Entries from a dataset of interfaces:
········

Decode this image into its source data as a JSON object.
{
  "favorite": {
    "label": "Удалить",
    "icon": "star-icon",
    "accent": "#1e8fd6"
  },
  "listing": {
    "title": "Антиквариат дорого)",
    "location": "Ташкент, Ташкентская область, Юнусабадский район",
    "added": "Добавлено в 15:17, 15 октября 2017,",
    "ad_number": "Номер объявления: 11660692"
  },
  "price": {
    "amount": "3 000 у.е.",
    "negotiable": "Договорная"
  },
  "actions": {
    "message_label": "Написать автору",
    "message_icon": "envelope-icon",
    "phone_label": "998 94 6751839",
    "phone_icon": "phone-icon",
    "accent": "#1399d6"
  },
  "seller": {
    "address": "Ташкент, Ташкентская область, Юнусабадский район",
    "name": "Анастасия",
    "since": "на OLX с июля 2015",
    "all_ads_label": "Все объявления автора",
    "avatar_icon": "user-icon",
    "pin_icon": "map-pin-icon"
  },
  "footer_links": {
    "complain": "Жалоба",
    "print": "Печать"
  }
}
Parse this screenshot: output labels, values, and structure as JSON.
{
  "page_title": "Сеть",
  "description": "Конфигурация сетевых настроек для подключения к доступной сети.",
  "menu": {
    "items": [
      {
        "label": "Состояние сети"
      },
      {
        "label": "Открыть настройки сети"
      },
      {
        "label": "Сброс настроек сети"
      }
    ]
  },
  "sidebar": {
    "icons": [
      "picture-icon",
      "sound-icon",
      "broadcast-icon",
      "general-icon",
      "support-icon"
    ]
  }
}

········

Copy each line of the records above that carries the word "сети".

  "description": "Конфигурация сетевых настроек для подключения к доступной сети.",
        "label": "Состояние сети"
        "label": "Открыть настройки сети"
        "label": "Сброс настроек сети"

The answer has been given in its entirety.